*DATA FOR THIS EXERCISE*:
_ _ _ _ _
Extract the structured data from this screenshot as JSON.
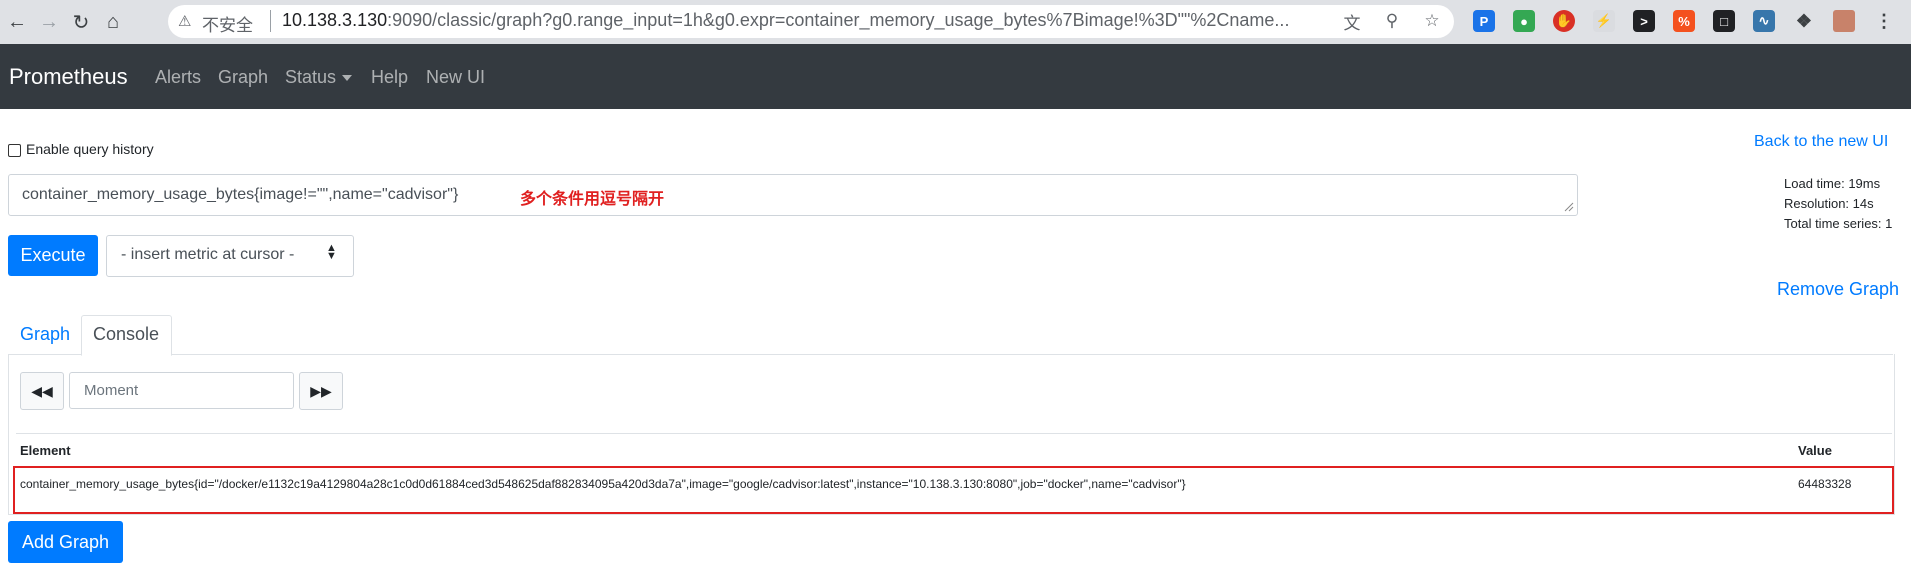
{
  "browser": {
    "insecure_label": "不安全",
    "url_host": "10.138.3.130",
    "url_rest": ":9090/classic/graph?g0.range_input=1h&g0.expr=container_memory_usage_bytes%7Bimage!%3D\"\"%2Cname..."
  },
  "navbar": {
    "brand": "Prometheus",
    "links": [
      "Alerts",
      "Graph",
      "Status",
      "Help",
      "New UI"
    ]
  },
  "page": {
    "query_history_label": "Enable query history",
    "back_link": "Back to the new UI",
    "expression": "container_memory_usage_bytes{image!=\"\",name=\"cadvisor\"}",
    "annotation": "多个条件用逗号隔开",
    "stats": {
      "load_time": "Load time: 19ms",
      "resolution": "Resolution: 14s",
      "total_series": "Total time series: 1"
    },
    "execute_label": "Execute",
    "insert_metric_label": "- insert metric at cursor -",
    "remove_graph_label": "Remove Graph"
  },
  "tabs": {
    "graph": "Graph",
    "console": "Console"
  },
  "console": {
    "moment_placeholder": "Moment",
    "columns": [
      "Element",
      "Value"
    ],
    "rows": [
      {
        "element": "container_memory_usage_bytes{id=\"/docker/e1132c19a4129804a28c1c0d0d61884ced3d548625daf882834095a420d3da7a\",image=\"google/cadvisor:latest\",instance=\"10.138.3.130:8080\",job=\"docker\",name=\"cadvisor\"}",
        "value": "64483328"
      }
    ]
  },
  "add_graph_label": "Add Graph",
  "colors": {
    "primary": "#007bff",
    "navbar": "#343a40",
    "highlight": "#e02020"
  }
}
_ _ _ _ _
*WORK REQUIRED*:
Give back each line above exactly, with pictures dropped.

*WRITTEN SOLUTION*:
Extract the structured data from this screenshot as JSON.
{
  "browser": {
    "insecure_label": "不安全",
    "url_host": "10.138.3.130",
    "url_rest": ":9090/classic/graph?g0.range_input=1h&g0.expr=container_memory_usage_bytes%7Bimage!%3D\"\"%2Cname..."
  },
  "navbar": {
    "brand": "Prometheus",
    "links": [
      "Alerts",
      "Graph",
      "Status",
      "Help",
      "New UI"
    ]
  },
  "page": {
    "query_history_label": "Enable query history",
    "back_link": "Back to the new UI",
    "expression": "container_memory_usage_bytes{image!=\"\",name=\"cadvisor\"}",
    "annotation": "多个条件用逗号隔开",
    "stats": {
      "load_time": "Load time: 19ms",
      "resolution": "Resolution: 14s",
      "total_series": "Total time series: 1"
    },
    "execute_label": "Execute",
    "insert_metric_label": "- insert metric at cursor -",
    "remove_graph_label": "Remove Graph"
  },
  "tabs": {
    "graph": "Graph",
    "console": "Console"
  },
  "console": {
    "moment_placeholder": "Moment",
    "columns": [
      "Element",
      "Value"
    ],
    "rows": [
      {
        "element": "container_memory_usage_bytes{id=\"/docker/e1132c19a4129804a28c1c0d0d61884ced3d548625daf882834095a420d3da7a\",image=\"google/cadvisor:latest\",instance=\"10.138.3.130:8080\",job=\"docker\",name=\"cadvisor\"}",
        "value": "64483328"
      }
    ]
  },
  "add_graph_label": "Add Graph",
  "colors": {
    "primary": "#007bff",
    "navbar": "#343a40",
    "highlight": "#e02020"
  }
}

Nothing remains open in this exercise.